◆ **TASK MATERIAL**:

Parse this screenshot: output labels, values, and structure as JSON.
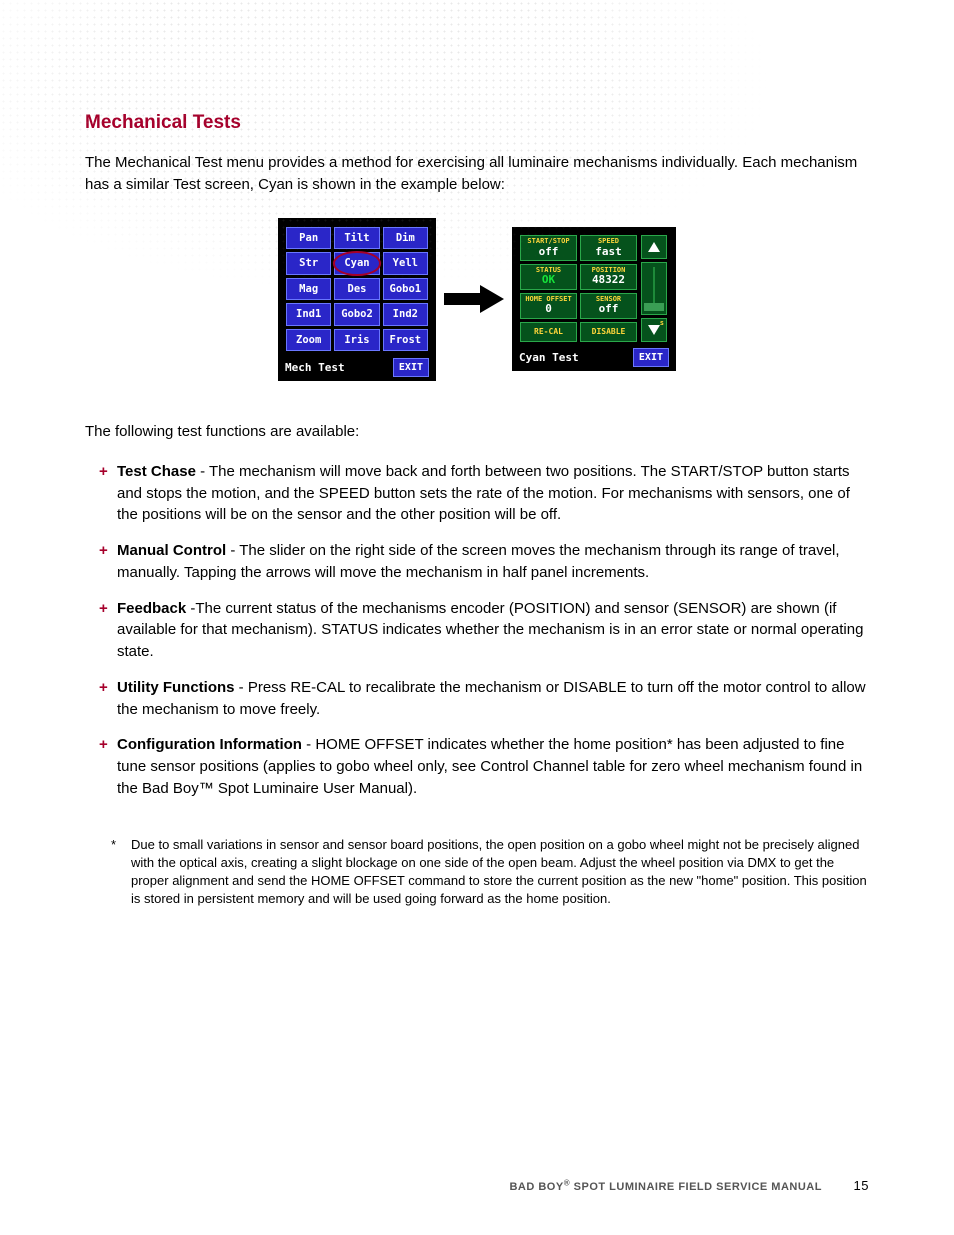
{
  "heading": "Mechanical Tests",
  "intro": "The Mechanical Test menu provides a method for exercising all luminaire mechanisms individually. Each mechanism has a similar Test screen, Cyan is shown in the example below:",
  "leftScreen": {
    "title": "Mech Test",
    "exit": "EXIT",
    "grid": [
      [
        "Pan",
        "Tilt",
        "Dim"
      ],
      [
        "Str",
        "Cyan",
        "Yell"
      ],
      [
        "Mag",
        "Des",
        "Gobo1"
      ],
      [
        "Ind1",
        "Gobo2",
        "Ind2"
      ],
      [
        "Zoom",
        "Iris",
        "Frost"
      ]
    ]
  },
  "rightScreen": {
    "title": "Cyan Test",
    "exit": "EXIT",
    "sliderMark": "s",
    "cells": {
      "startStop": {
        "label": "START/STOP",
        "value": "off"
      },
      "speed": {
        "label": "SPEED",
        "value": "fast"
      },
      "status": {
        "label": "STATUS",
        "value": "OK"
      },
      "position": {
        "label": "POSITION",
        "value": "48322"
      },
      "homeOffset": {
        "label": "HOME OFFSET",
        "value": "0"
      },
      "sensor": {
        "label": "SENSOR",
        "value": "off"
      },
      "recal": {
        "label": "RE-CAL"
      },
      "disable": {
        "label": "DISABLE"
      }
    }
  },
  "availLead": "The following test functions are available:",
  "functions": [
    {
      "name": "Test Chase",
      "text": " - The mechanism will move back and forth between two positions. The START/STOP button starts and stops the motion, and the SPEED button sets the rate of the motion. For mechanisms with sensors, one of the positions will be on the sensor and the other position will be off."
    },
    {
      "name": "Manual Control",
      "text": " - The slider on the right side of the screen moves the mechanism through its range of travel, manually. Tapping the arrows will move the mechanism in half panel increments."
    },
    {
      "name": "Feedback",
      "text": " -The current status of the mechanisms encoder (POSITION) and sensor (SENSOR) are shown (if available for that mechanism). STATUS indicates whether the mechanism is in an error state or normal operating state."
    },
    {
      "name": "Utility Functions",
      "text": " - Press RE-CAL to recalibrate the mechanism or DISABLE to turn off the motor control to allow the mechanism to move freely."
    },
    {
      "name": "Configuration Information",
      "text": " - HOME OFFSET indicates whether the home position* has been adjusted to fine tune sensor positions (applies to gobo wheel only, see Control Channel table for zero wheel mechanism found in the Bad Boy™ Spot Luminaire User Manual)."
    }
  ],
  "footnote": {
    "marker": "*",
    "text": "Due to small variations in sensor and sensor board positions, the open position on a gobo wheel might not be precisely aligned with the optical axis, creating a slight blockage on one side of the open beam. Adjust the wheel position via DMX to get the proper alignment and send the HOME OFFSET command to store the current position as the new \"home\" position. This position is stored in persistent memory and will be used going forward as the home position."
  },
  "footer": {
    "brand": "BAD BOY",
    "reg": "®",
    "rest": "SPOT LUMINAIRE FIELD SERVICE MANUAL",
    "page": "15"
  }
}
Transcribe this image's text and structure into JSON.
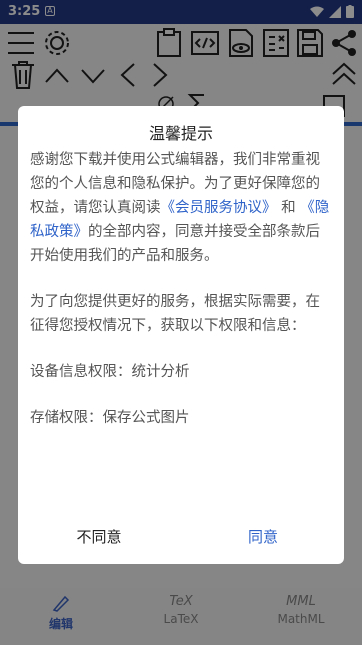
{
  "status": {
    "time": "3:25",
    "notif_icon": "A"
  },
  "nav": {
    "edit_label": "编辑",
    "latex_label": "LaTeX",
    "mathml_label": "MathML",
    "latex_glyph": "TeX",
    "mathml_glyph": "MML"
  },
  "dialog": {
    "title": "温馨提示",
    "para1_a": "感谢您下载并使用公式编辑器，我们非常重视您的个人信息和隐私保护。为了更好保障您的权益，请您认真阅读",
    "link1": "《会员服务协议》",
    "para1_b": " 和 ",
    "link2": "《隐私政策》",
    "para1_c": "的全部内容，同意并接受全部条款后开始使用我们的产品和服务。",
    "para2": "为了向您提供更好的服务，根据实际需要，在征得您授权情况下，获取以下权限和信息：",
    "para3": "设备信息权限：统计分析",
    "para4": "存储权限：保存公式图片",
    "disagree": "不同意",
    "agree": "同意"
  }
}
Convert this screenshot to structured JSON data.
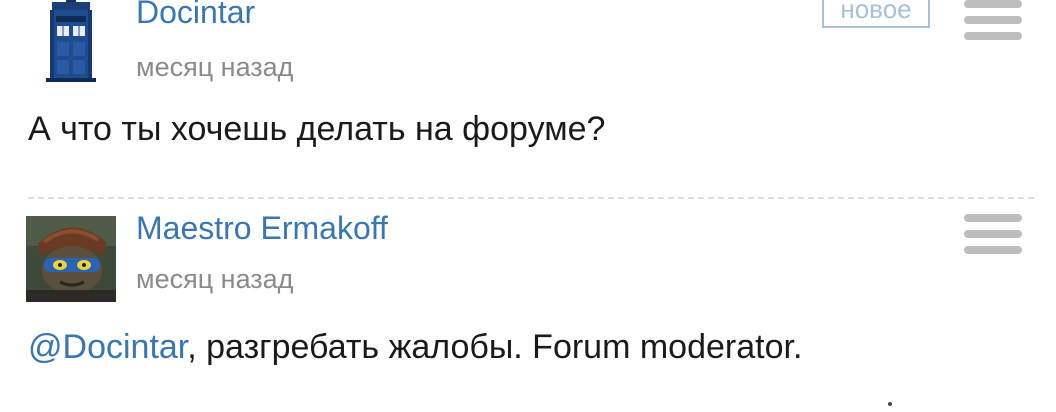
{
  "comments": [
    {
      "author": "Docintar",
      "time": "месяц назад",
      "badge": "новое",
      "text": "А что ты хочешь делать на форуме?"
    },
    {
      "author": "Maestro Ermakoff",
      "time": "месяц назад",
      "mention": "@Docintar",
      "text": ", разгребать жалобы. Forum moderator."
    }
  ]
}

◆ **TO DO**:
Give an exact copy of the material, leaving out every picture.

◆ **ANSWER TO THIS EXERCISE**:
Parse this screenshot: output labels, values, and structure as JSON.
{
  "heading": "Mechanical Tests",
  "intro": "The Mechanical Test menu provides a method for exercising all luminaire mechanisms individually. Each mechanism has a similar Test screen, Cyan is shown in the example below:",
  "leftScreen": {
    "title": "Mech Test",
    "exit": "EXIT",
    "grid": [
      [
        "Pan",
        "Tilt",
        "Dim"
      ],
      [
        "Str",
        "Cyan",
        "Yell"
      ],
      [
        "Mag",
        "Des",
        "Gobo1"
      ],
      [
        "Ind1",
        "Gobo2",
        "Ind2"
      ],
      [
        "Zoom",
        "Iris",
        "Frost"
      ]
    ]
  },
  "rightScreen": {
    "title": "Cyan Test",
    "exit": "EXIT",
    "sliderMark": "s",
    "cells": {
      "startStop": {
        "label": "START/STOP",
        "value": "off"
      },
      "speed": {
        "label": "SPEED",
        "value": "fast"
      },
      "status": {
        "label": "STATUS",
        "value": "OK"
      },
      "position": {
        "label": "POSITION",
        "value": "48322"
      },
      "homeOffset": {
        "label": "HOME OFFSET",
        "value": "0"
      },
      "sensor": {
        "label": "SENSOR",
        "value": "off"
      },
      "recal": {
        "label": "RE-CAL"
      },
      "disable": {
        "label": "DISABLE"
      }
    }
  },
  "availLead": "The following test functions are available:",
  "functions": [
    {
      "name": "Test Chase",
      "text": " - The mechanism will move back and forth between two positions. The START/STOP button starts and stops the motion, and the SPEED button sets the rate of the motion. For mechanisms with sensors, one of the positions will be on the sensor and the other position will be off."
    },
    {
      "name": "Manual Control",
      "text": " - The slider on the right side of the screen moves the mechanism through its range of travel, manually. Tapping the arrows will move the mechanism in half panel increments."
    },
    {
      "name": "Feedback",
      "text": " -The current status of the mechanisms encoder (POSITION) and sensor (SENSOR) are shown (if available for that mechanism). STATUS indicates whether the mechanism is in an error state or normal operating state."
    },
    {
      "name": "Utility Functions",
      "text": " - Press RE-CAL to recalibrate the mechanism or DISABLE to turn off the motor control to allow the mechanism to move freely."
    },
    {
      "name": "Configuration Information",
      "text": " - HOME OFFSET indicates whether the home position* has been adjusted to fine tune sensor positions (applies to gobo wheel only, see Control Channel table for zero wheel mechanism found in the Bad Boy™ Spot Luminaire User Manual)."
    }
  ],
  "footnote": {
    "marker": "*",
    "text": "Due to small variations in sensor and sensor board positions, the open position on a gobo wheel might not be precisely aligned with the optical axis, creating a slight blockage on one side of the open beam. Adjust the wheel position via DMX to get the proper alignment and send the HOME OFFSET command to store the current position as the new \"home\" position. This position is stored in persistent memory and will be used going forward as the home position."
  },
  "footer": {
    "brand": "BAD BOY",
    "reg": "®",
    "rest": "SPOT LUMINAIRE FIELD SERVICE MANUAL",
    "page": "15"
  }
}
Transcribe this image's text and structure into JSON.
{
  "status": {
    "time": "3:25",
    "notif_icon": "A"
  },
  "nav": {
    "edit_label": "编辑",
    "latex_label": "LaTeX",
    "mathml_label": "MathML",
    "latex_glyph": "TeX",
    "mathml_glyph": "MML"
  },
  "dialog": {
    "title": "温馨提示",
    "para1_a": "感谢您下载并使用公式编辑器，我们非常重视您的个人信息和隐私保护。为了更好保障您的权益，请您认真阅读",
    "link1": "《会员服务协议》",
    "para1_b": " 和 ",
    "link2": "《隐私政策》",
    "para1_c": "的全部内容，同意并接受全部条款后开始使用我们的产品和服务。",
    "para2": "为了向您提供更好的服务，根据实际需要，在征得您授权情况下，获取以下权限和信息：",
    "para3": "设备信息权限：统计分析",
    "para4": "存储权限：保存公式图片",
    "disagree": "不同意",
    "agree": "同意"
  }
}
Convert this screenshot to structured JSON data.
{
  "comments": [
    {
      "author": "Docintar",
      "time": "месяц назад",
      "badge": "новое",
      "text": "А что ты хочешь делать на форуме?"
    },
    {
      "author": "Maestro Ermakoff",
      "time": "месяц назад",
      "mention": "@Docintar",
      "text": ", разгребать жалобы. Forum moderator."
    }
  ]
}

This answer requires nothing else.